Description of the task: Pictures in the records are to be excluded from an otherwise exact copy.

++++ Supplied material

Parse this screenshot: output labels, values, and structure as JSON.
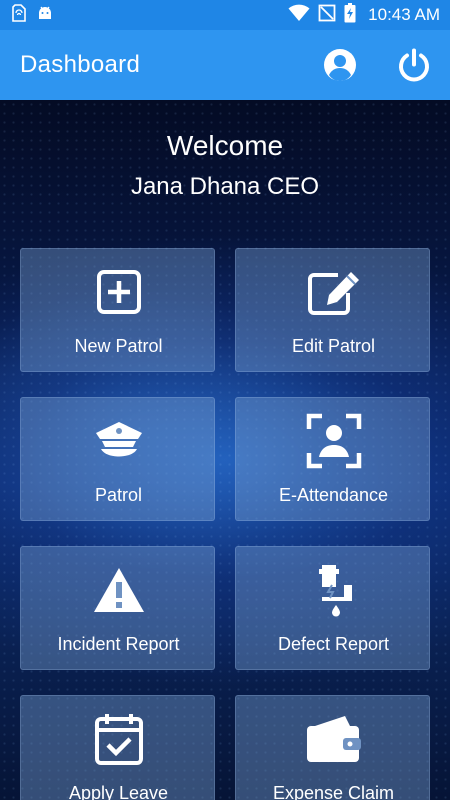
{
  "status_bar": {
    "time": "10:43 AM",
    "left_icons": [
      "sim-card-icon",
      "android-icon"
    ],
    "right_icons": [
      "wifi-icon",
      "no-signal-icon",
      "battery-charging-icon"
    ]
  },
  "appbar": {
    "title": "Dashboard",
    "actions": [
      "profile-icon",
      "power-icon"
    ]
  },
  "welcome": {
    "greeting": "Welcome",
    "user_name": "Jana Dhana CEO"
  },
  "tiles": [
    {
      "label": "New Patrol",
      "icon": "add-square-icon"
    },
    {
      "label": "Edit Patrol",
      "icon": "edit-icon"
    },
    {
      "label": "Patrol",
      "icon": "police-cap-icon"
    },
    {
      "label": "E-Attendance",
      "icon": "face-scan-icon"
    },
    {
      "label": "Incident Report",
      "icon": "warning-icon"
    },
    {
      "label": "Defect Report",
      "icon": "leaking-pipe-icon"
    },
    {
      "label": "Apply Leave",
      "icon": "calendar-check-icon"
    },
    {
      "label": "Expense Claim",
      "icon": "wallet-icon"
    }
  ],
  "colors": {
    "status_bar": "#1f86e6",
    "appbar": "#2e95f0",
    "background": "#050d2a",
    "tile": "#6f92c2"
  }
}
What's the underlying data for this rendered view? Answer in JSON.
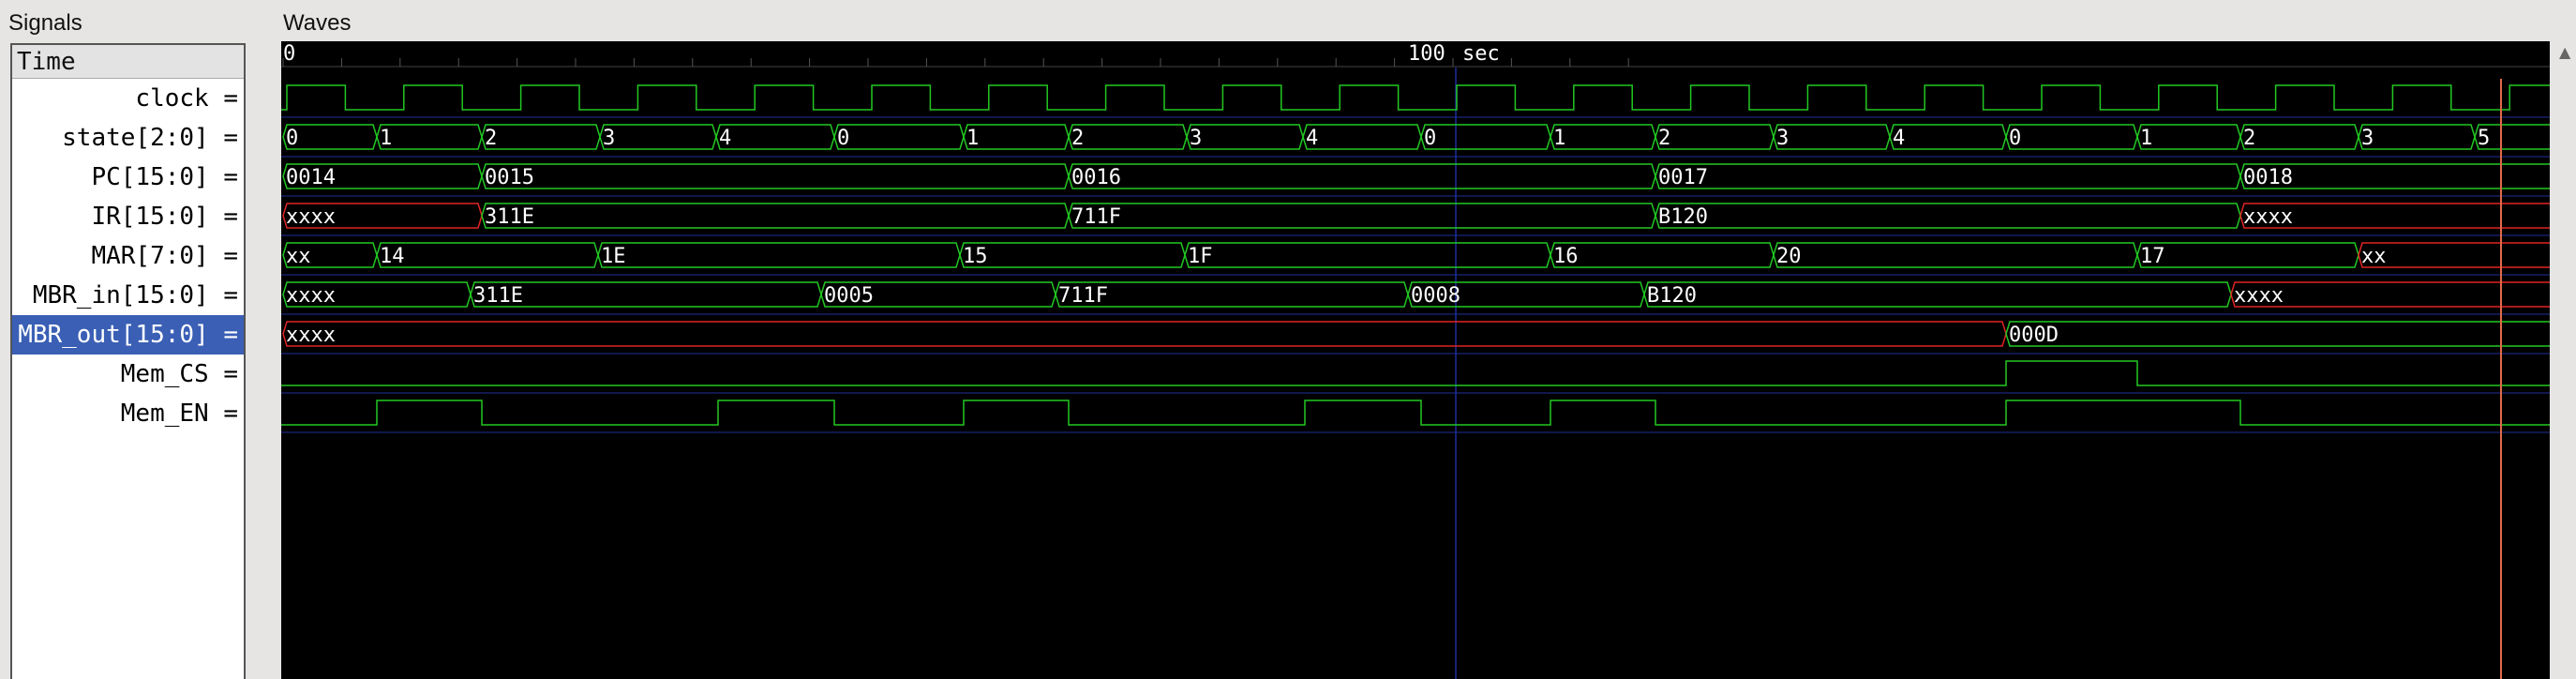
{
  "panels": {
    "signals_title": "Signals",
    "waves_title": "Waves"
  },
  "time_header": "Time",
  "timeline": {
    "start_label": "0",
    "mid_label": "100",
    "unit": "sec"
  },
  "selected_signal": "MBR_out[15:0]",
  "signals": [
    {
      "name": "clock =",
      "type": "clock"
    },
    {
      "name": "state[2:0] =",
      "type": "bus",
      "values": [
        "0",
        "1",
        "2",
        "3",
        "4",
        "0",
        "1",
        "2",
        "3",
        "4",
        "0",
        "1",
        "2",
        "3",
        "4",
        "0",
        "1",
        "2",
        "3",
        "5"
      ]
    },
    {
      "name": "PC[15:0] =",
      "type": "bus",
      "values": [
        "0014",
        "0015",
        "0016",
        "0017",
        "0018"
      ]
    },
    {
      "name": "IR[15:0] =",
      "type": "bus",
      "values": [
        "xxxx",
        "311E",
        "711F",
        "B120",
        "xxxx"
      ]
    },
    {
      "name": "MAR[7:0] =",
      "type": "bus",
      "values": [
        "xx",
        "14",
        "1E",
        "15",
        "1F",
        "16",
        "20",
        "17",
        "xx"
      ]
    },
    {
      "name": "MBR_in[15:0] =",
      "type": "bus",
      "values": [
        "xxxx",
        "311E",
        "0005",
        "711F",
        "0008",
        "B120",
        "xxxx"
      ]
    },
    {
      "name": "MBR_out[15:0] =",
      "type": "bus",
      "values": [
        "xxxx",
        "000D"
      ]
    },
    {
      "name": "Mem_CS =",
      "type": "bit"
    },
    {
      "name": "Mem_EN =",
      "type": "bit"
    }
  ],
  "colors": {
    "background": "#000000",
    "wave": "#22c722",
    "undefined": "#e02424",
    "grid": "#1f2f9a",
    "cursor": "#e06a4a",
    "selected": "#3a5fb5",
    "text": "#ffffff"
  }
}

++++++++

Solution:
Parse this screenshot: output labels, values, and structure as JSON.
{
  "status_bar": {
    "time": "10:43 AM",
    "left_icons": [
      "sim-card-icon",
      "android-icon"
    ],
    "right_icons": [
      "wifi-icon",
      "no-signal-icon",
      "battery-charging-icon"
    ]
  },
  "appbar": {
    "title": "Dashboard",
    "actions": [
      "profile-icon",
      "power-icon"
    ]
  },
  "welcome": {
    "greeting": "Welcome",
    "user_name": "Jana Dhana CEO"
  },
  "tiles": [
    {
      "label": "New Patrol",
      "icon": "add-square-icon"
    },
    {
      "label": "Edit Patrol",
      "icon": "edit-icon"
    },
    {
      "label": "Patrol",
      "icon": "police-cap-icon"
    },
    {
      "label": "E-Attendance",
      "icon": "face-scan-icon"
    },
    {
      "label": "Incident Report",
      "icon": "warning-icon"
    },
    {
      "label": "Defect Report",
      "icon": "leaking-pipe-icon"
    },
    {
      "label": "Apply Leave",
      "icon": "calendar-check-icon"
    },
    {
      "label": "Expense Claim",
      "icon": "wallet-icon"
    }
  ],
  "colors": {
    "status_bar": "#1f86e6",
    "appbar": "#2e95f0",
    "background": "#050d2a",
    "tile": "#6f92c2"
  }
}
What's the underlying data for this rendered view? Answer in JSON.
{
  "panels": {
    "signals_title": "Signals",
    "waves_title": "Waves"
  },
  "time_header": "Time",
  "timeline": {
    "start_label": "0",
    "mid_label": "100",
    "unit": "sec"
  },
  "selected_signal": "MBR_out[15:0]",
  "signals": [
    {
      "name": "clock =",
      "type": "clock"
    },
    {
      "name": "state[2:0] =",
      "type": "bus",
      "values": [
        "0",
        "1",
        "2",
        "3",
        "4",
        "0",
        "1",
        "2",
        "3",
        "4",
        "0",
        "1",
        "2",
        "3",
        "4",
        "0",
        "1",
        "2",
        "3",
        "5"
      ]
    },
    {
      "name": "PC[15:0] =",
      "type": "bus",
      "values": [
        "0014",
        "0015",
        "0016",
        "0017",
        "0018"
      ]
    },
    {
      "name": "IR[15:0] =",
      "type": "bus",
      "values": [
        "xxxx",
        "311E",
        "711F",
        "B120",
        "xxxx"
      ]
    },
    {
      "name": "MAR[7:0] =",
      "type": "bus",
      "values": [
        "xx",
        "14",
        "1E",
        "15",
        "1F",
        "16",
        "20",
        "17",
        "xx"
      ]
    },
    {
      "name": "MBR_in[15:0] =",
      "type": "bus",
      "values": [
        "xxxx",
        "311E",
        "0005",
        "711F",
        "0008",
        "B120",
        "xxxx"
      ]
    },
    {
      "name": "MBR_out[15:0] =",
      "type": "bus",
      "values": [
        "xxxx",
        "000D"
      ]
    },
    {
      "name": "Mem_CS =",
      "type": "bit"
    },
    {
      "name": "Mem_EN =",
      "type": "bit"
    }
  ],
  "colors": {
    "background": "#000000",
    "wave": "#22c722",
    "undefined": "#e02424",
    "grid": "#1f2f9a",
    "cursor": "#e06a4a",
    "selected": "#3a5fb5",
    "text": "#ffffff"
  }
}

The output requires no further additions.